Age-related macular degeneration, also referred to as AMD, is an eye-related condition that most commonly affects those who are over the age of 60. Unfortunately, this is not a condition that many people know a lot about. Getting answers to the questions you have can help you to better understand this condition so you know what to expect if you or a loved one are diagnosed with it. Here are a few of the most frequently asked questions about age-related macular degeneration.
What is Age-Related Macular Degeneration?
Age-related macular degeneration is caused by the macula breaking down and losing its sharpness and ability to focus simply due to age. In its early stages, AMD can cause blurriness in the center of what someone is seeing. As the disease progresses, the blurred area grows larger and larger until the vision of a person is drastically affected. While the disease does not cause someone to go blind, it can alter their vision to such a point that it affects their ability to do regular tasks, such as cooking, driving or matching their clothing.
What Are the Symptoms of Age-Related Macular Degeneration?
The number one symptoms of AMD is blurry vision. It starts off as a small spot and grows. Losing the ability to see items as clearly as you once could is another symptom. Lastly, those who are afflicted with this disease state that items look more dull and less bright or vibrant than they once did. It is important to note that AMD does not cause any pain within the eye.
How is Age-Related Macular Degeneration Treated?
At this time, there is no way to cure or prevent macular degeneration. However, its progress can be slowed. Those who are diagnosed with this condition are treated in a variety of different ways to slow the diseases progress. Certain vitamins, such as Vitamin C and Zinc, have been shown to slow the disease. Additionally, some prescription medications and laser therapies have been shown to reduce the number of abnormal blood vessels within the eye, which can also slow down the progression of the disease.

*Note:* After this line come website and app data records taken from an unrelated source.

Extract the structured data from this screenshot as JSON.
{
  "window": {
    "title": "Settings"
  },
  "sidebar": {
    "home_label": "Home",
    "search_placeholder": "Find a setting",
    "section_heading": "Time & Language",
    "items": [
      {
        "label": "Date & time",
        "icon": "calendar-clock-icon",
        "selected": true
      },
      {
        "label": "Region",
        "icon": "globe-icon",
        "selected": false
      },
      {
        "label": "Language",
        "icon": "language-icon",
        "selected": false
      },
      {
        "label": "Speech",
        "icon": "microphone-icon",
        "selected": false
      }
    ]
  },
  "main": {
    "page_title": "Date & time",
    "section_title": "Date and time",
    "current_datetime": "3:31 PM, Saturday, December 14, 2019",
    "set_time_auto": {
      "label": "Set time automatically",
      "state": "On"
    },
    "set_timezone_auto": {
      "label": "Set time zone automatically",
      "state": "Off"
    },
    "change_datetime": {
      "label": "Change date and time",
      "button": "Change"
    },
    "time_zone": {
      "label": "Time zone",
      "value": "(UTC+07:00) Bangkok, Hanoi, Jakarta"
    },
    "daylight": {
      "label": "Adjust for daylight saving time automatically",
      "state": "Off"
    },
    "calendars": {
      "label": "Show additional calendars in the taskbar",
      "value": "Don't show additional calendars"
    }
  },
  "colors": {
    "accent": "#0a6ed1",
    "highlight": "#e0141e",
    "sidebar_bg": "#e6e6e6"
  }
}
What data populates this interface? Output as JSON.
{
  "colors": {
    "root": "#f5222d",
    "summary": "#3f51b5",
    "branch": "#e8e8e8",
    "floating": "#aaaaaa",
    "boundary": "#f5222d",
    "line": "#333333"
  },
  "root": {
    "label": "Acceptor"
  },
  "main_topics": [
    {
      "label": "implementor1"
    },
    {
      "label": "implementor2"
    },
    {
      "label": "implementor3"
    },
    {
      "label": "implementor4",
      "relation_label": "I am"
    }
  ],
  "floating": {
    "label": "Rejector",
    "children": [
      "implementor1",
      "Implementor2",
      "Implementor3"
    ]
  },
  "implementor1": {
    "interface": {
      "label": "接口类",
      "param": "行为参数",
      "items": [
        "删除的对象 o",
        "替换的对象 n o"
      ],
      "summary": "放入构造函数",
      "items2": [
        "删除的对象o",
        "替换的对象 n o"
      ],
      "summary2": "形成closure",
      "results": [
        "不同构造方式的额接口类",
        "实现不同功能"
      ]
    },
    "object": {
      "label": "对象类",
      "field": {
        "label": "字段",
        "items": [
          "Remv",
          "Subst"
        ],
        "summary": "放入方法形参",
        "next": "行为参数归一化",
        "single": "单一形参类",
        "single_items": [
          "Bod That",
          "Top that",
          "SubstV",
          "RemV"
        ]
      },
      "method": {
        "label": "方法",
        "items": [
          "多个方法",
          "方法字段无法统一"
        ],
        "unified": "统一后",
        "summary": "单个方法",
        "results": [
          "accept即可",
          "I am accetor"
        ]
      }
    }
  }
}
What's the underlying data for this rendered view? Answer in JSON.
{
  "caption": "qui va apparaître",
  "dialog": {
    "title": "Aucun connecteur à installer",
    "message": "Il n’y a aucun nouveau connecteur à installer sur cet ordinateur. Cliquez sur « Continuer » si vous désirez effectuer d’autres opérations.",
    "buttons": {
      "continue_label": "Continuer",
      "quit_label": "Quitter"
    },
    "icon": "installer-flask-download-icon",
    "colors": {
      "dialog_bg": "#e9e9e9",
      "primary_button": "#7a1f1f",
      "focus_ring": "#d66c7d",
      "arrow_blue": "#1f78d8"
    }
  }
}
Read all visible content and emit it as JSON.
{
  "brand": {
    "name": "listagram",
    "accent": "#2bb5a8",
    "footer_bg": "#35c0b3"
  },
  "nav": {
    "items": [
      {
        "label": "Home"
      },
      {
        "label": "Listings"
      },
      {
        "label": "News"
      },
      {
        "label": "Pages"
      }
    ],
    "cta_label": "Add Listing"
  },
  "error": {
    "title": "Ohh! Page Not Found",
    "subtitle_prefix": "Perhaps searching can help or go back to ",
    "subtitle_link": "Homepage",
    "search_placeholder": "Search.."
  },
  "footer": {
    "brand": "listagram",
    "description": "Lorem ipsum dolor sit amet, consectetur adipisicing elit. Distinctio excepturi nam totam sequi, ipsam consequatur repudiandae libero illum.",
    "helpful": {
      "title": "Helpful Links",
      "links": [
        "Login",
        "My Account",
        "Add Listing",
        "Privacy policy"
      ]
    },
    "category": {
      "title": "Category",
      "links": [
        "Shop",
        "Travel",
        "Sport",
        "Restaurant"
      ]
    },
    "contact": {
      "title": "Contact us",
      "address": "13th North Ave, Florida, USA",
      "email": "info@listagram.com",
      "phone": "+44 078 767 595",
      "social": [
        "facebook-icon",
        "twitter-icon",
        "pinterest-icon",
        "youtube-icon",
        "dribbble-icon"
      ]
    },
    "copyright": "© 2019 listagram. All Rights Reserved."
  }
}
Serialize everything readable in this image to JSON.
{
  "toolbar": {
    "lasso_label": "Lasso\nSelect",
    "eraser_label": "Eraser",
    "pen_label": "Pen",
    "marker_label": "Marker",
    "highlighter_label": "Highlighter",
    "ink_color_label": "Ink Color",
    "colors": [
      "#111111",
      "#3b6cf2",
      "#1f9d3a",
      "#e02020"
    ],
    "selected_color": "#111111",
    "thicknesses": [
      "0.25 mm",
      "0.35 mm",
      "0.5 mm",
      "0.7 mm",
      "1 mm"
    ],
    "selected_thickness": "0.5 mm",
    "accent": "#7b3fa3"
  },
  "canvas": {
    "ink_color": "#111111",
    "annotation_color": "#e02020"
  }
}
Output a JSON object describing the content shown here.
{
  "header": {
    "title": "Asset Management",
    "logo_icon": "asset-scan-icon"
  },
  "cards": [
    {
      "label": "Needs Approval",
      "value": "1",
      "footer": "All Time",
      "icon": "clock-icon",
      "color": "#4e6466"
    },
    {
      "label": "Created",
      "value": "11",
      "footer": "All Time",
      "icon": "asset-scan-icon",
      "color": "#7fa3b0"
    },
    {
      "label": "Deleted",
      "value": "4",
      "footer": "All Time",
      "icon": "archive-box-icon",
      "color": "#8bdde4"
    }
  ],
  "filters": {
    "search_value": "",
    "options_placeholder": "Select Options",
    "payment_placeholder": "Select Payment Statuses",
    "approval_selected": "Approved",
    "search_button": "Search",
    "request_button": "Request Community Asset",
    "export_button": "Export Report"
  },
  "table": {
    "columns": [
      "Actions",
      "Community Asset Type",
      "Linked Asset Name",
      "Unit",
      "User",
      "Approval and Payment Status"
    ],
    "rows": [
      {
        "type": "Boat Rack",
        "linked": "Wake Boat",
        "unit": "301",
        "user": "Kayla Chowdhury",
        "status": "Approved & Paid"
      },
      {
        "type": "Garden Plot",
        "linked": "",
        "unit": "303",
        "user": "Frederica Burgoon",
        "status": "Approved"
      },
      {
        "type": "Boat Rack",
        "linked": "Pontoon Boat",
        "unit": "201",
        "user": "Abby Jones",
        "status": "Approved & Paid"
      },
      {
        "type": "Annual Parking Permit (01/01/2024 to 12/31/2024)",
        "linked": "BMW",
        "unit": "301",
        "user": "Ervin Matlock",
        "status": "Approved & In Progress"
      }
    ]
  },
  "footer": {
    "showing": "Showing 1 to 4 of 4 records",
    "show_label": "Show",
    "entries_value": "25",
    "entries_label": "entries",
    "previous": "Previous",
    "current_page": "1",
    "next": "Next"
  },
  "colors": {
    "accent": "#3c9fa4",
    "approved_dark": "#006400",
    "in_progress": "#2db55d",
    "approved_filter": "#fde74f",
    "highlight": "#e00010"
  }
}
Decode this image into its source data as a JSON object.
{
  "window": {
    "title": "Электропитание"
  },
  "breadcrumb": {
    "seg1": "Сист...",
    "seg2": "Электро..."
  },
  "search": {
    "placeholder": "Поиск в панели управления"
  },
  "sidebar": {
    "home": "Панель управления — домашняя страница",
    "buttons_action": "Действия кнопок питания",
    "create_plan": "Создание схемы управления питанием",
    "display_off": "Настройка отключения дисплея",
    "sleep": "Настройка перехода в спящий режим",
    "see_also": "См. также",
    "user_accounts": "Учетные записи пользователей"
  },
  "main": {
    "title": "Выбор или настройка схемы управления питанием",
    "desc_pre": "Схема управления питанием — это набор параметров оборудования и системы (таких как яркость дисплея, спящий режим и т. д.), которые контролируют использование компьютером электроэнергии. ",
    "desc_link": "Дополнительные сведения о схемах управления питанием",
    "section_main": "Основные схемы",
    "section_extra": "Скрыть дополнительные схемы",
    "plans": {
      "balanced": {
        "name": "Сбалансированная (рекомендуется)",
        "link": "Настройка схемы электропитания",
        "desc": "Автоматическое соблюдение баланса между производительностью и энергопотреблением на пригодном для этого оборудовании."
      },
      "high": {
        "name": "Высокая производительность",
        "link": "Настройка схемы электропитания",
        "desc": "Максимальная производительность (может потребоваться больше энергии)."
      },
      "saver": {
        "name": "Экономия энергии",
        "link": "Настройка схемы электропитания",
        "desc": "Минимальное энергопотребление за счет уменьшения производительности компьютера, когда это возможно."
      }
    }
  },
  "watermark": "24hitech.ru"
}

If you are over the age of 60, it is recommended that you have your eyes examined every one to two years. One of the conditions that they check for is age-related macular degeneration. While age-related macular degeneration cannot be completely prevented or treated, the spread of the issues can be slowed when properly diagnosed early. This helps to minimize the damage that is done to the eyes. If it has been longer than two years since your last eye examine with an optometrist, now is the perfect time to schedule your appointment.